Gruesome photos of the latest Syrian massacre were mostly kept to the inside pages of today’s Israeli newspapers but the front-pages headlines were enough to convey the horror.
Maariv’s headline paraphrases US Secretary of State, Hillary Clinton, “It is time for Bashar Assad to leave Syria.” Israel Hayom takes a similar tone in its headline, “The world is shocked by Assad: time for him to go.” Haaretz displays a picture of three children who were killed in the massacre alongside its headline, “More than 100 killed in a massacre in Hama, Assad keeps inspectors away by shooting [at them].” Yedioth Ahronoth simply writes, “The world is shocked.”
The papers all have similar coverage covering the details of the latest massacre, but the papers disagree on how many were killed. Maariv is on the low end with 80 and Haaretz lists over 100. Both Yedioth Ahronoth and Maariv provide a list of massacres in Syria that occurred in the past months.
Yedioth Ahronoth has a translated op-ed piece on page two by Nobel Peace Prize recipient Elie Wiesel who recommends charging Assad at the International Criminal Court in The Hague. “No honorable person would come to his defense. No nation would offer him shelter. No statute of limitations would apply to his case,” he says.

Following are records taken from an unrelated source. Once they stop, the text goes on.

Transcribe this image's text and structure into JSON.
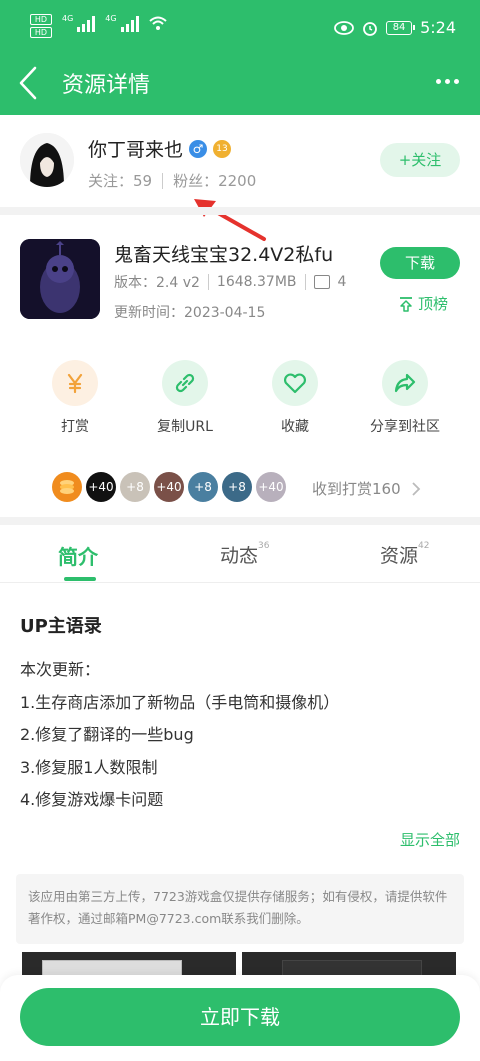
{
  "status_bar": {
    "hd1": "HD",
    "hd2": "HD",
    "sig1_label": "4G",
    "sig2_label": "4G",
    "battery": "84",
    "time": "5:24"
  },
  "header": {
    "title": "资源详情",
    "accent_color": "#2dbe6c"
  },
  "user": {
    "name": "你丁哥来也",
    "gender_symbol": "♂",
    "level": "13",
    "following": "关注：59",
    "fans": "粉丝：2200",
    "follow_label": "+关注"
  },
  "app": {
    "name": "鬼畜天线宝宝32.4V2私fu",
    "version": "版本：2.4 v2",
    "size": "1648.37MB",
    "screens_count": "4",
    "update_time": "更新时间：2023-04-15",
    "download_label": "下载",
    "top_label": "顶榜"
  },
  "actions": [
    {
      "label": "打赏",
      "icon": "yen-icon"
    },
    {
      "label": "复制URL",
      "icon": "link-icon"
    },
    {
      "label": "收藏",
      "icon": "heart-icon"
    },
    {
      "label": "分享到社区",
      "icon": "share-icon"
    }
  ],
  "tips": {
    "badges": [
      "+40",
      "+8",
      "+40",
      "+8",
      "+8",
      "+40"
    ],
    "summary": "收到打赏160"
  },
  "tabs": [
    {
      "label": "简介",
      "count": ""
    },
    {
      "label": "动态",
      "count": "36"
    },
    {
      "label": "资源",
      "count": "42"
    }
  ],
  "intro": {
    "section_title": "UP主语录",
    "lines": [
      "本次更新：",
      "1.生存商店添加了新物品（手电筒和摄像机）",
      "2.修复了翻译的一些bug",
      "3.修复服1人数限制",
      "4.修复游戏爆卡问题"
    ],
    "show_all": "显示全部"
  },
  "disclaimer": "该应用由第三方上传，7723游戏盒仅提供存储服务；如有侵权，请提供软件著作权，通过邮箱PM@7723.com联系我们删除。",
  "bottom": {
    "download_now": "立即下载"
  }
}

Maariv features an op-ed piece from Rodan Zaid, a member of the Syrian opposition, begging for international assistance. Zaid describes Syrian forces burning bodies to cover up massacres and the futility of the Syrian people, who are completely alone. “I spoke to my family across Syria and they are very worried, why won’t the Americans and the West help us. Even a small step like closing Syrian airspace would help.”
Israel Hayom brought in Professor Eyal Zisser who titles his piece, “Now this is also a civil war.” Zisser writes that this massacre will now wake up the Syrian middle class who now realize that Assad is not the solution but the problem. The professor warns that the ethnic divisions could now ignite and turn Syria into a prolonged conflict. But the professor does not think it will end well either, “A war in Syria does not seem to have an end. In the meantime, it will continue to bleed and kill its own people.”
Haaretz’s coverage of the massacre is a bit more in depth and includes information about the Syrian army opening fire on UN observers to keep them from investigating the massacre.
Haaretz also includes an opinion piece by Zvi Bar’el who argues that the pressure should not be on the West to act but rather more pressure should be applied to Russia. “With Russia’s position, the military option against Assad will never be established.”
Orders of the court
Two court orders were issued Thursday regarding very controversial issues. Israel Hayom reports on page five about a court decision to approve deportation for refugees from South Sudan and the deportation could begin as early as next week. Interior Minister Eli Yishai wrote a piece for Israel Hayom in which he states, “I am very happy with the court’s decision. It is a good step, in the right direction, but still a very small step.” Yishai then proceeds to say that he wants to create a detention center to hold the refugees and those who want to stay could remain there. Yishai hopes that this first step will prompt other refugees to think twice about remaining in Israel.
Defense Minister Ehud Barak had plenty to say about people involved in the Harpaz Affair, including Attorney General Yehuda Weinstein. The Justice Ministry supported Barak – sort of. Haaretz reports that a spokesperson for the Justice Ministry said Barak’s statements came at various stages in the investigation and were, “falsifications, distortions and not something we wish to comment on.”
Barak’s statements reportedly included attacks on Weinstein’s professional capability to conduct an investigation. This article is situated above a brief article reporting that the Supreme Court issued a gag order on the publication of the evidence in the Harpaz Affair. Investigators sought the order to prevent more leaks in the case, which they claim are harming their ability to investigate.
It’s a bird, it’s a plane, it’s a Russian missile?
A UFO scare in Israel made the papers today as hundreds of residents saw what appeared to be a falling star, or a missile, and called emergency services last night. One eyewitness told Yedioth Ahronoth, “I’ve never seen anything like it. I thought it was a helicopter crashing or a meteor.” According to the paper, the object was a Russian ICBM test that crossed over the Middle East.
President Shimon Peres will be visiting the United States this week and will receive the Presidential Medal of Freedom from President Barack Obama. According to Israel Hayom, the Peres will bring gifts for the American first family, including a collection of historic documents from the establishment of the State of Israel for the president, and a necklace for the First Lady. The ceremony will take place on Wednesday and will be attended by over 140 guests from the American and Israeli governments.